"He's going to welcome us aboard, probably, when we get there", Behnken said Friday during a NASA TV broadcast.
The launch systems are aimed at ending USA reliance on Russian Soyuz rockets for $80 million-per-seat rides to the $100 billion orbital research laboratory, which flies about 250 miles (400 km) above earth.
No people flew on board to the International Space Station.
The short-notice solicitation, posted on February 13, "provides flexibility and back-up capability" as the companies build their rocket-and-capsule launch systems.
Another goal of the U.S. is to stop their dependence on Russian "Soyuz" rockets and since the success of SpaceX's "Crew Dragon", NASA has awarded SpaceX and Boeing Co a total of $US6.8 billion to build a competing rocket and capsule system.

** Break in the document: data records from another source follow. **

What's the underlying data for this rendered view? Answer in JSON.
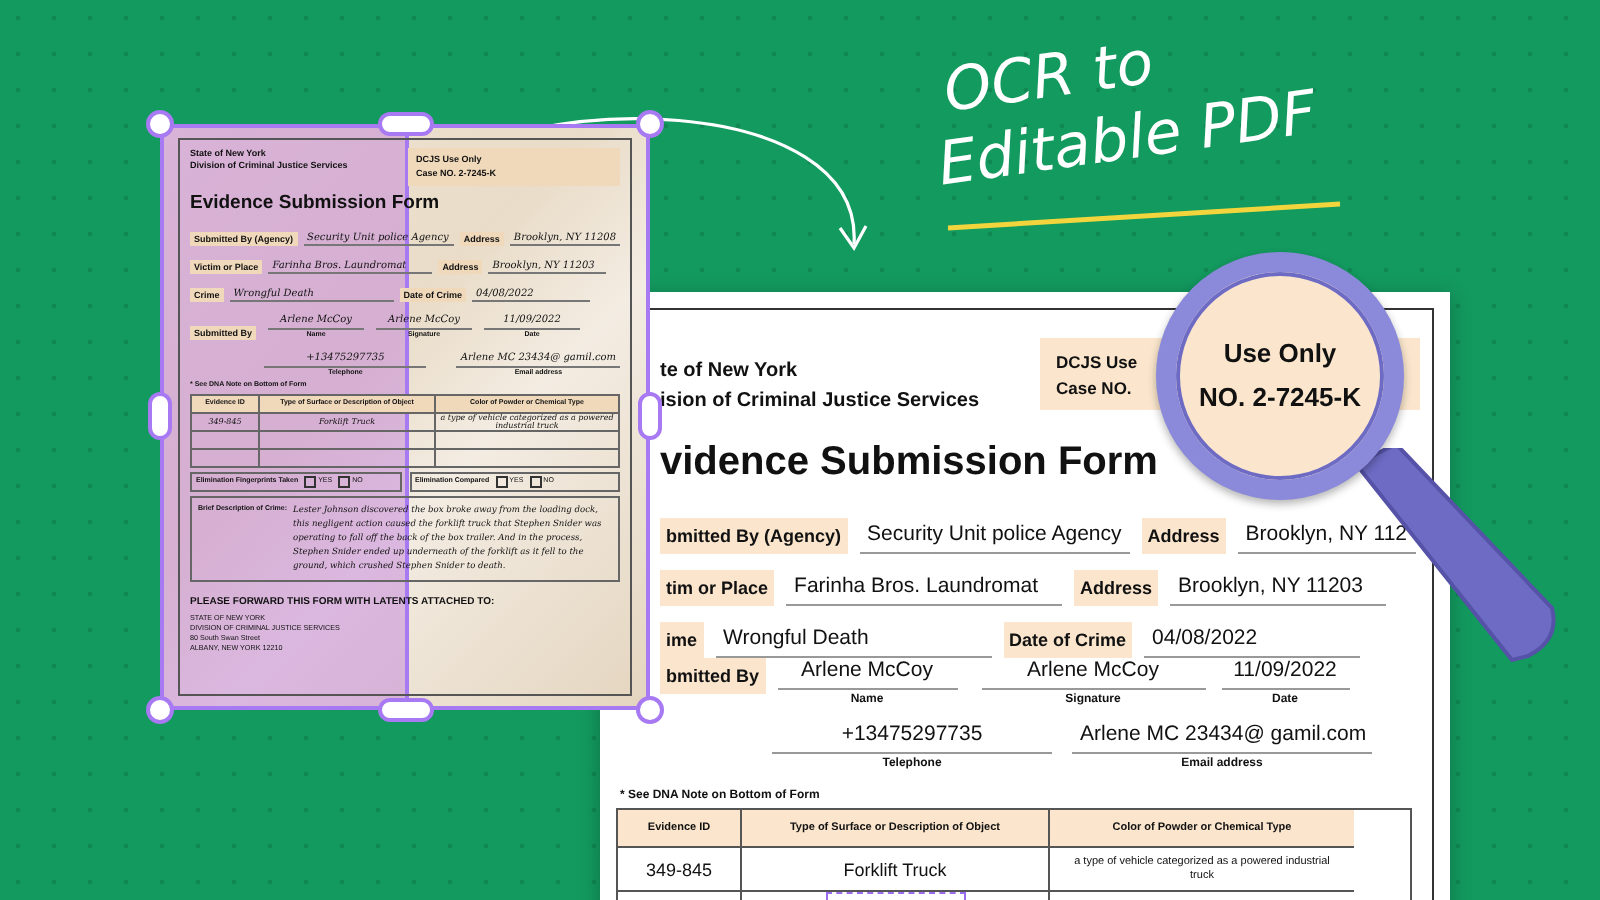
{
  "headline": {
    "lines": [
      "OCR to",
      "Editable PDF"
    ]
  },
  "scan": {
    "header_left": [
      "State of New York",
      "Division of Criminal Justice Services"
    ],
    "header_right": [
      "DCJS Use Only",
      "Case NO. 2-7245-K"
    ],
    "title": "Evidence Submission Form",
    "rows": [
      {
        "label": "Submitted By (Agency)",
        "value": "Security Unit police Agency",
        "label2": "Address",
        "value2": "Brooklyn, NY 11208"
      },
      {
        "label": "Victim or Place",
        "value": "Farinha Bros. Laundromat",
        "label2": "Address",
        "value2": "Brooklyn, NY 11203"
      },
      {
        "label": "Crime",
        "value": "Wrongful Death",
        "label2": "Date of Crime",
        "value2": "04/08/2022"
      }
    ],
    "submitted_label": "Submitted By",
    "signers": [
      {
        "value": "Arlene McCoy",
        "caption": "Name"
      },
      {
        "value": "Arlene McCoy",
        "caption": "Signature"
      },
      {
        "value": "11/09/2022",
        "caption": "Date"
      }
    ],
    "contacts": [
      {
        "value": "+13475297735",
        "caption": "Telephone"
      },
      {
        "value": "Arlene MC 23434@ gamil.com",
        "caption": "Email address"
      }
    ],
    "note": "* See DNA Note on Bottom of Form",
    "columns": [
      "Evidence ID",
      "Type of Surface or Description of Object",
      "Color of Powder or Chemical Type"
    ],
    "table_rows": [
      [
        "349-845",
        "Forklift Truck",
        "a type of vehicle categorized as a powered industrial truck"
      ]
    ],
    "eliminations": [
      {
        "label": "Elimination Fingerprints Taken",
        "options": [
          {
            "label": "YES",
            "checked": false
          },
          {
            "label": "NO",
            "checked": false
          }
        ]
      },
      {
        "label": "Elimination Compared",
        "options": [
          {
            "label": "YES",
            "checked": false
          },
          {
            "label": "NO",
            "checked": false
          }
        ]
      }
    ],
    "description_label": "Brief Description of Crime:",
    "description": "Lester Johnson discovered the box broke away from the loading dock, this negligent action caused the forklift truck that Stephen Snider was operating to fall off the back of the box trailer. And in the process, Stephen Snider ended up underneath of the forklift as it fell to the ground, which crushed Stephen Snider to death.",
    "forward": "PLEASE FORWARD THIS FORM WITH LATENTS ATTACHED TO:",
    "address_lines": [
      "STATE OF NEW YORK",
      "DIVISION OF CRIMINAL JUSTICE SERVICES",
      "80 South Swan Street",
      "ALBANY, NEW YORK 12210"
    ]
  },
  "document": {
    "header_left": [
      "te of New York",
      "ision of Criminal Justice Services"
    ],
    "header_right": [
      "DCJS Use",
      "Case NO."
    ],
    "title": "vidence Submission Form",
    "rows": [
      {
        "label": "bmitted By (Agency)",
        "value": "Security Unit police Agency",
        "label2": "Address",
        "value2": "Brooklyn, NY 112"
      },
      {
        "label": "tim or Place",
        "value": "Farinha Bros. Laundromat",
        "label2": "Address",
        "value2": "Brooklyn, NY 11203"
      },
      {
        "label": "ime",
        "value": "Wrongful Death",
        "label2": "Date of Crime",
        "value2": "04/08/2022"
      }
    ],
    "submitted_label": "bmitted By",
    "signers": [
      {
        "value": "Arlene McCoy",
        "caption": "Name"
      },
      {
        "value": "Arlene McCoy",
        "caption": "Signature"
      },
      {
        "value": "11/09/2022",
        "caption": "Date"
      }
    ],
    "contacts": [
      {
        "value": "+13475297735",
        "caption": "Telephone"
      },
      {
        "value": "Arlene MC 23434@ gamil.com",
        "caption": "Email address"
      }
    ],
    "note": "* See DNA Note on Bottom of Form",
    "columns": [
      "Evidence ID",
      "Type of Surface or Description of Object",
      "Color of Powder or Chemical Type"
    ],
    "table_rows": [
      [
        "349-845",
        "Forklift Truck",
        "a type of vehicle categorized as a powered industrial truck"
      ]
    ]
  },
  "magnifier": {
    "lines": [
      "Use Only",
      "NO. 2-7245-K"
    ]
  }
}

Both systems must give NASA two independent means - and at a lower cost than that of the Space Shuttle Program - to access the ISS by 2020.
Privately owned SpaceX, also known as Space Exploration Technologies Corp, was founded in 2002 by Musk, who is also a co-founder of electric auto maker Tesla Inc.